Dr. Noll spent nearly fifteen years performing basic research at Bell Labs in Murray Hill, New Jersey, starting there in 1961. His research included work in such areas as: the effects of media on interpersonal communication, three-dimensional computer graphics, human-machine tactile communication, speech signal processing, and aesthetics. He is an early pioneer in the use of digital computers in the visual arts, and his work has been widely exhibited throughout the world. The exhibition of his computer art at the Howard Wise Gallery in New York City in 1965 was the earliest such exhibition in the United States. His computer-generated
ballet was created in the early 1960's and was the first such use of computers. His study of aesthetic preferences for a computer-generated pattern versus a painting by Mondrian has become a classic. In the late 1960's and early 1970's, he constructed interactive three-dimensional input devices and displays and a three-dimensional, tactile, force-feedback ('feelie') device that were the forerunners of today's virtual-reality systems.
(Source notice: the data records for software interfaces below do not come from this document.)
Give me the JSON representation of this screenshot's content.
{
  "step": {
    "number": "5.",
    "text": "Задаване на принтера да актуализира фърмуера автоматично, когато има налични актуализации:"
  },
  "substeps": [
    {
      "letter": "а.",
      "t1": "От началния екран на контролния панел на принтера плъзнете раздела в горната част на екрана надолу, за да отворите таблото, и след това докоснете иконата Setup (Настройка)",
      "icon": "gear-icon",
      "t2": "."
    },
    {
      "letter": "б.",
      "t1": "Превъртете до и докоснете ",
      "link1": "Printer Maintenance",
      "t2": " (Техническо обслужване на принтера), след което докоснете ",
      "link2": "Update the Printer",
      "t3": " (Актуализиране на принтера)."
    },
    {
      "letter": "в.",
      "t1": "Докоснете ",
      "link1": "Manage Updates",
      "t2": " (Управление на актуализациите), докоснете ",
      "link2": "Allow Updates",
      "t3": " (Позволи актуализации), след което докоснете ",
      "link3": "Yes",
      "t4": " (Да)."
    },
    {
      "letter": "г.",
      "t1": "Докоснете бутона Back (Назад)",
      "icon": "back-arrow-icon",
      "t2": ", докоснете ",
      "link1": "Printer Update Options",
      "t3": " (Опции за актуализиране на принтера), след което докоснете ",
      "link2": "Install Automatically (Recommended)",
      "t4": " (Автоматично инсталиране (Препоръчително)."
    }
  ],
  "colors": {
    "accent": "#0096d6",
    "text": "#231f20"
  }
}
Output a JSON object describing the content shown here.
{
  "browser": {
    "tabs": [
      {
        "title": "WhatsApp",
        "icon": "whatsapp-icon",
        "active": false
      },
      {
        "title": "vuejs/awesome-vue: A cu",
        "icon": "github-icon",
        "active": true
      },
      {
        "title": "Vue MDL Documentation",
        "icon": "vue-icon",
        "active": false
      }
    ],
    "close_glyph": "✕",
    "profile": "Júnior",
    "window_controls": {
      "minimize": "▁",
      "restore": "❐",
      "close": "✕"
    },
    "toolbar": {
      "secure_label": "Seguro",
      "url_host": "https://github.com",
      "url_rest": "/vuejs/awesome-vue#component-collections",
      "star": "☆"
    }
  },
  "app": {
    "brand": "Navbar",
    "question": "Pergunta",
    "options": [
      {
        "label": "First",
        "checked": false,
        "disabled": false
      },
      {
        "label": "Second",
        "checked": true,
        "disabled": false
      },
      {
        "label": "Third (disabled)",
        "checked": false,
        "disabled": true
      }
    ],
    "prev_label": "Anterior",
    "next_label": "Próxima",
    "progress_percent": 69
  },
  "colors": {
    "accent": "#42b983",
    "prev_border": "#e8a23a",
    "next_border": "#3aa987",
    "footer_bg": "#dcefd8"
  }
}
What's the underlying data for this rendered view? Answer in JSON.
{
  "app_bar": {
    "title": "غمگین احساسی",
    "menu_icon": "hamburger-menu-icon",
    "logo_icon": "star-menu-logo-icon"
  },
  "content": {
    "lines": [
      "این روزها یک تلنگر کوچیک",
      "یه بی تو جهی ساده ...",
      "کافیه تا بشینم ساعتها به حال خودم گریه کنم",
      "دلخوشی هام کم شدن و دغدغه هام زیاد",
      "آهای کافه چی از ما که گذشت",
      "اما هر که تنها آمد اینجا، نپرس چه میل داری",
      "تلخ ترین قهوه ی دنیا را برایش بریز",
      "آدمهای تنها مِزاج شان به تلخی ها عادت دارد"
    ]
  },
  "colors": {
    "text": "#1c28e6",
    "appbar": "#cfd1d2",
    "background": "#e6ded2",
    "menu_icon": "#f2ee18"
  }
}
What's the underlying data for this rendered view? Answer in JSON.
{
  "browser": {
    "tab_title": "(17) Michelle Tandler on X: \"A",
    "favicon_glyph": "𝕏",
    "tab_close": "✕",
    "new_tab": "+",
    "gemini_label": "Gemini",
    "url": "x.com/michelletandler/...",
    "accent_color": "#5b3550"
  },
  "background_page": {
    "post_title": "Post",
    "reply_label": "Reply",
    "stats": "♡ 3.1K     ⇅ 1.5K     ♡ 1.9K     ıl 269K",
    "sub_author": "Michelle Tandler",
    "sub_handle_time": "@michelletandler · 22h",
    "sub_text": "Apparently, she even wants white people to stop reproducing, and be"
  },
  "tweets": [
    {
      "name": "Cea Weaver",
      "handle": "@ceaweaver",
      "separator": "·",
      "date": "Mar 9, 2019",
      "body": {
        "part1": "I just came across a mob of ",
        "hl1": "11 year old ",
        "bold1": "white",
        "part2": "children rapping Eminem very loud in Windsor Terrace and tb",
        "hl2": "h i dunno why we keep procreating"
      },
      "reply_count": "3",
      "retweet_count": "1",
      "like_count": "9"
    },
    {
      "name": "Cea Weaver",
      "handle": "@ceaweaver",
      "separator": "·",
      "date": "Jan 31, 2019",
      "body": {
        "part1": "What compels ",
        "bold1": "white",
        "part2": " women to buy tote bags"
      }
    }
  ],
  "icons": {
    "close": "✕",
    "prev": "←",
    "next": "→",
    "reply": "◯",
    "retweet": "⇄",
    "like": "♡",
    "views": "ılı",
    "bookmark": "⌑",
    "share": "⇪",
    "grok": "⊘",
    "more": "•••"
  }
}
He also was one of the first researchers to demonstrate the potential of scanned displays for computer graphics.